That’s right. A new analysis by SleepBetter.org and Carpenter Co. of data from the CDC’s annual Behavioral Risk Factors Surveillance System telephone survey found that couples, whether married or unmarried, report getting fewer nights of good sleep than singles or those who have been previously married.
There are any number of reasons why couples report worse sleep, says Lisa Shives M.D., a sleep expert for SleepBetter.org in practice in Evanston, Ill., from snoring to kicking to “people wanting radically different sleep environments.” Some might want pets or children to share the bed, while others want to sleep with the TV on, and, before you know it, your marriage is hurt by sleep deprivation, she says. In fact, January research found that poor sleep makes for more selfish, less grateful partners.

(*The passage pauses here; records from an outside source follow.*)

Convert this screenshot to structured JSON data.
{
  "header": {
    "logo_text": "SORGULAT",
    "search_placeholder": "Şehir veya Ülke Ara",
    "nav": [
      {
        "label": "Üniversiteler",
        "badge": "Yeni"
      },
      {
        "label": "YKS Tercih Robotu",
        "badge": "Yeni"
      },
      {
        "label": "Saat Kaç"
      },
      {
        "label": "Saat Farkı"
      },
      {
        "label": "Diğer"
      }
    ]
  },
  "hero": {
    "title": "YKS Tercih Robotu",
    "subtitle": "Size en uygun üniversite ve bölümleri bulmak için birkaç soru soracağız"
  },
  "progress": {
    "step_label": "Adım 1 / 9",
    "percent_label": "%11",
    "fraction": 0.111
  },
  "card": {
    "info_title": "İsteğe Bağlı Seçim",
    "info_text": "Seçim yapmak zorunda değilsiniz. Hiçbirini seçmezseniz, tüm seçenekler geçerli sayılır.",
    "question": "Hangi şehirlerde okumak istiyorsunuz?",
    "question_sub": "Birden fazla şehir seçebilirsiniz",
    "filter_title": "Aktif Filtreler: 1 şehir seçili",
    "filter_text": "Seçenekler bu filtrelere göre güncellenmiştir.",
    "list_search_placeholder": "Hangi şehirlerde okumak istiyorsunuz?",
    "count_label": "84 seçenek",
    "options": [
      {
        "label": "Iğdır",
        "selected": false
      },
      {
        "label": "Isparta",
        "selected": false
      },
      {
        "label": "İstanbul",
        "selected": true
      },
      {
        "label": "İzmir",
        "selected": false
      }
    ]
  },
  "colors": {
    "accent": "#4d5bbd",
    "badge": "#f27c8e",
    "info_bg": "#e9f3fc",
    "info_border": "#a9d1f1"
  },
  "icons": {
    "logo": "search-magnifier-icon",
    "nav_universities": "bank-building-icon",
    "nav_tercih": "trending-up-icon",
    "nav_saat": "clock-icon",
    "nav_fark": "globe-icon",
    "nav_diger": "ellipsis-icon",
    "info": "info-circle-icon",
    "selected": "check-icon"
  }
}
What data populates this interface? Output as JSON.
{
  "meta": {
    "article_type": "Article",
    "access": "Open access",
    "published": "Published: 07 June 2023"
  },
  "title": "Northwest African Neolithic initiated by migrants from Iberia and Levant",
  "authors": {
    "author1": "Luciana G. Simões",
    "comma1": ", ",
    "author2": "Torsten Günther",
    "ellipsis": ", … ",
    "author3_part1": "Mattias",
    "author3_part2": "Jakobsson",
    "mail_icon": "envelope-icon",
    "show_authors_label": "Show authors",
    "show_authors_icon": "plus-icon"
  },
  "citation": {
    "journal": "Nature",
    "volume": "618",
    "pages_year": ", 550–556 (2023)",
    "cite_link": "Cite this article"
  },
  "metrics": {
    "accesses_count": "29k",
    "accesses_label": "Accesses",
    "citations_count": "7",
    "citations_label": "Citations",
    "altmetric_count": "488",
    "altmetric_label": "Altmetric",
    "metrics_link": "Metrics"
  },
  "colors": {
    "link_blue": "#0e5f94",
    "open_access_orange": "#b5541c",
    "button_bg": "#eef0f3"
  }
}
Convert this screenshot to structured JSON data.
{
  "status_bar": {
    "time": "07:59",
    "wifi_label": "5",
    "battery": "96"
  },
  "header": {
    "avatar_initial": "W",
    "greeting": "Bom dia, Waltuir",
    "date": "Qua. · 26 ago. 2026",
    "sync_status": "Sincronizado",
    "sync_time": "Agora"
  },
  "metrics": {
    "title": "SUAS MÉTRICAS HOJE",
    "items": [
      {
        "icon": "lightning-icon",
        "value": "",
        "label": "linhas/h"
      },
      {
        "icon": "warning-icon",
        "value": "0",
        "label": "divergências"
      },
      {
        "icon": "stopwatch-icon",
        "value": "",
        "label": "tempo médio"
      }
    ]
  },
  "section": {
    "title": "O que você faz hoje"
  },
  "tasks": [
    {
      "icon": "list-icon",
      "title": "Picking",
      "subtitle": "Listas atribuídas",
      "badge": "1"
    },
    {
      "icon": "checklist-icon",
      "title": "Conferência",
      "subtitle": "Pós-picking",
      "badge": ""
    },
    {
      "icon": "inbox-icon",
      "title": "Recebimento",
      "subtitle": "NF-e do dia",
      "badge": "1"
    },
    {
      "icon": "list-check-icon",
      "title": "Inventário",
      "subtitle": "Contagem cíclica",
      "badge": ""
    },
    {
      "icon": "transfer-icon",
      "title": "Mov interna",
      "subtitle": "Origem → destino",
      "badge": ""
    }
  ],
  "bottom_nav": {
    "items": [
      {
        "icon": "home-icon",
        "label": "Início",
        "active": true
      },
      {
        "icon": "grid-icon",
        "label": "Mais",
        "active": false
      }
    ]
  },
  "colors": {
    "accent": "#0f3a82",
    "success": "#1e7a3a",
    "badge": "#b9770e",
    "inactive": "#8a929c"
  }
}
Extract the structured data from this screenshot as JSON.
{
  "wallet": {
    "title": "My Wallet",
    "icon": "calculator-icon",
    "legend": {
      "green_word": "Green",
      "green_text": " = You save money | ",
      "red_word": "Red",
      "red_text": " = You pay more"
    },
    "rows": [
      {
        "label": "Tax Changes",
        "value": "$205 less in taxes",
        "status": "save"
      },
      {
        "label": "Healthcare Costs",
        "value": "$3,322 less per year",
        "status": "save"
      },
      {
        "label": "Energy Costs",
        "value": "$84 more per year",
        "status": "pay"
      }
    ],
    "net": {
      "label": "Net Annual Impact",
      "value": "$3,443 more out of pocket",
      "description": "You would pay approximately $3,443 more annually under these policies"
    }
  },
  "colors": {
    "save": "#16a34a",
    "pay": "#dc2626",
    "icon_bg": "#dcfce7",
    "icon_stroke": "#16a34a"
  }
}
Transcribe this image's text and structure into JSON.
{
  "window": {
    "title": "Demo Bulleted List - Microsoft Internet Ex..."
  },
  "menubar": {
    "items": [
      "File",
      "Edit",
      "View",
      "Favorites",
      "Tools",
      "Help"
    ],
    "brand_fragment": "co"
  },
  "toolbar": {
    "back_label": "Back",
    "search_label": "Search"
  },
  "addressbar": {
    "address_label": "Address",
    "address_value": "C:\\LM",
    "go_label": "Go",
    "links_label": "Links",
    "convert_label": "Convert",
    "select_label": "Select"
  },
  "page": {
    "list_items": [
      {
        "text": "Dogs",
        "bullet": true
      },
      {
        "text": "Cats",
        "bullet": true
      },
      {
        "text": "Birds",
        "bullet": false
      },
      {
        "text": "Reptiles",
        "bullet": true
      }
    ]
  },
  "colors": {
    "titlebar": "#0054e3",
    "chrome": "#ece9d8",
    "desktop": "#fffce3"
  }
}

In the new survey, couples reported getting 8.2 nights each month of sufficient slumber on average, while singles got 8.7 and separated, divorced or widowed people reported 8.6 nights of good sleep.
Aside from asking a snoring bed partner to turn on her side or a TV-watcher to click off the tube, Shives suggests couples explore their options for better sleep, like buying a bigger bed or sleeping in separate bedrooms. “I tell people that 100 years ago, only peasants slept together. There’s no absolute in relationships. It’s a socio-historical phenomenon that we think [sharing a bed] is how marriage should be,” she says.
Separate bedrooms may not be for everyone, but there’s one thing that’s for sure: Snoring should not be ignored. "It should be seen as a sign of a medical problem until proven otherwise," says Shives, and can carry with it serious health risks even if it’s nothing more than sawing logs.
In the survey, the country's biggest cities were ranked by residents' resposes to the question, "During the past 30 days, for about how many days have you felt you did not get enough rest or sleep?" In the slideshow below, you'll find the top 10 sleepiest cities for couples. Click over to SleepBetter.org for the full list.